**Task prompt:** Print out the records precisely, keeping each line identical to its source.

**Exercise data:**
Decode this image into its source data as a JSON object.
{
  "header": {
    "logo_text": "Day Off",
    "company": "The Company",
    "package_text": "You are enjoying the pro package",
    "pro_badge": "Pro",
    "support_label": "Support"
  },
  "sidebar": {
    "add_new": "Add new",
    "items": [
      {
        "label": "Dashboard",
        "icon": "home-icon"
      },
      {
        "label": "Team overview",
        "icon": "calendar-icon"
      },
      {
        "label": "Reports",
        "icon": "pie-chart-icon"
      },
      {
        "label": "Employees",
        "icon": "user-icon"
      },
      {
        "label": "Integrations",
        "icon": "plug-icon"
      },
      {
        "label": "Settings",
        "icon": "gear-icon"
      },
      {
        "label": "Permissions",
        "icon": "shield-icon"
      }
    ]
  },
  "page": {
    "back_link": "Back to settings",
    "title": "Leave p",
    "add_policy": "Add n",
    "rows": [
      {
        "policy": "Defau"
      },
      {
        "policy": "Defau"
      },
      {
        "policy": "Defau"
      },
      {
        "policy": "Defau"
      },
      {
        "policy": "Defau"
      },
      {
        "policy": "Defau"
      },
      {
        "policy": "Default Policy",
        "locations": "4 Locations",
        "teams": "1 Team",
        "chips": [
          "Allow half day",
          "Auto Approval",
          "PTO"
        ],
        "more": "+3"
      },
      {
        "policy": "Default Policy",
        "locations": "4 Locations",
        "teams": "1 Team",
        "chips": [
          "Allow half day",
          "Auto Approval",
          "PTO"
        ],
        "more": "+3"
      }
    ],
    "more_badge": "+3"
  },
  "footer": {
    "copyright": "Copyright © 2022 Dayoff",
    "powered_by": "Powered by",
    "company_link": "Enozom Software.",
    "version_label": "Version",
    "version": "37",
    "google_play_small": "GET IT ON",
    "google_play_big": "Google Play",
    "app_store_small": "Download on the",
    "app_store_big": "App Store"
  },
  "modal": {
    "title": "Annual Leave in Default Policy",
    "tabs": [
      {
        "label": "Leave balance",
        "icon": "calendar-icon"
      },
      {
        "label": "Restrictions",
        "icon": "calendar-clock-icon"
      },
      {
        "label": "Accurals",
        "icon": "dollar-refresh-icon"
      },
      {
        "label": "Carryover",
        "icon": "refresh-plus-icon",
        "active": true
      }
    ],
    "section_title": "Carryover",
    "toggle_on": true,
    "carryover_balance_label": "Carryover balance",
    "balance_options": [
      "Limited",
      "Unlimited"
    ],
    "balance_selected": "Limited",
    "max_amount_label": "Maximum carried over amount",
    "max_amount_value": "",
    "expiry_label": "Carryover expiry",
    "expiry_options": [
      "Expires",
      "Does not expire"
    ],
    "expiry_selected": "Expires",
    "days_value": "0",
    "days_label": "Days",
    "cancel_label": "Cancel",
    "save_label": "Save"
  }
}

**Exercise solution:**
Decode this image into its source data as a JSON object.
{
  "header": {
    "logo_text": "Day Off",
    "company": "The Company",
    "package_text": "You are enjoying the pro package",
    "pro_badge": "Pro",
    "support_label": "Support"
  },
  "sidebar": {
    "add_new": "Add new",
    "items": [
      {
        "label": "Dashboard",
        "icon": "home-icon"
      },
      {
        "label": "Team overview",
        "icon": "calendar-icon"
      },
      {
        "label": "Reports",
        "icon": "pie-chart-icon"
      },
      {
        "label": "Employees",
        "icon": "user-icon"
      },
      {
        "label": "Integrations",
        "icon": "plug-icon"
      },
      {
        "label": "Settings",
        "icon": "gear-icon"
      },
      {
        "label": "Permissions",
        "icon": "shield-icon"
      }
    ]
  },
  "page": {
    "back_link": "Back to settings",
    "title": "Leave p",
    "add_policy": "Add n",
    "rows": [
      {
        "policy": "Defau"
      },
      {
        "policy": "Defau"
      },
      {
        "policy": "Defau"
      },
      {
        "policy": "Defau"
      },
      {
        "policy": "Defau"
      },
      {
        "policy": "Defau"
      },
      {
        "policy": "Default Policy",
        "locations": "4 Locations",
        "teams": "1 Team",
        "chips": [
          "Allow half day",
          "Auto Approval",
          "PTO"
        ],
        "more": "+3"
      },
      {
        "policy": "Default Policy",
        "locations": "4 Locations",
        "teams": "1 Team",
        "chips": [
          "Allow half day",
          "Auto Approval",
          "PTO"
        ],
        "more": "+3"
      }
    ],
    "more_badge": "+3"
  },
  "footer": {
    "copyright": "Copyright © 2022 Dayoff",
    "powered_by": "Powered by",
    "company_link": "Enozom Software.",
    "version_label": "Version",
    "version": "37",
    "google_play_small": "GET IT ON",
    "google_play_big": "Google Play",
    "app_store_small": "Download on the",
    "app_store_big": "App Store"
  },
  "modal": {
    "title": "Annual Leave in Default Policy",
    "tabs": [
      {
        "label": "Leave balance",
        "icon": "calendar-icon"
      },
      {
        "label": "Restrictions",
        "icon": "calendar-clock-icon"
      },
      {
        "label": "Accurals",
        "icon": "dollar-refresh-icon"
      },
      {
        "label": "Carryover",
        "icon": "refresh-plus-icon",
        "active": true
      }
    ],
    "section_title": "Carryover",
    "toggle_on": true,
    "carryover_balance_label": "Carryover balance",
    "balance_options": [
      "Limited",
      "Unlimited"
    ],
    "balance_selected": "Limited",
    "max_amount_label": "Maximum carried over amount",
    "max_amount_value": "",
    "expiry_label": "Carryover expiry",
    "expiry_options": [
      "Expires",
      "Does not expire"
    ],
    "expiry_selected": "Expires",
    "days_value": "0",
    "days_label": "Days",
    "cancel_label": "Cancel",
    "save_label": "Save"
  }
}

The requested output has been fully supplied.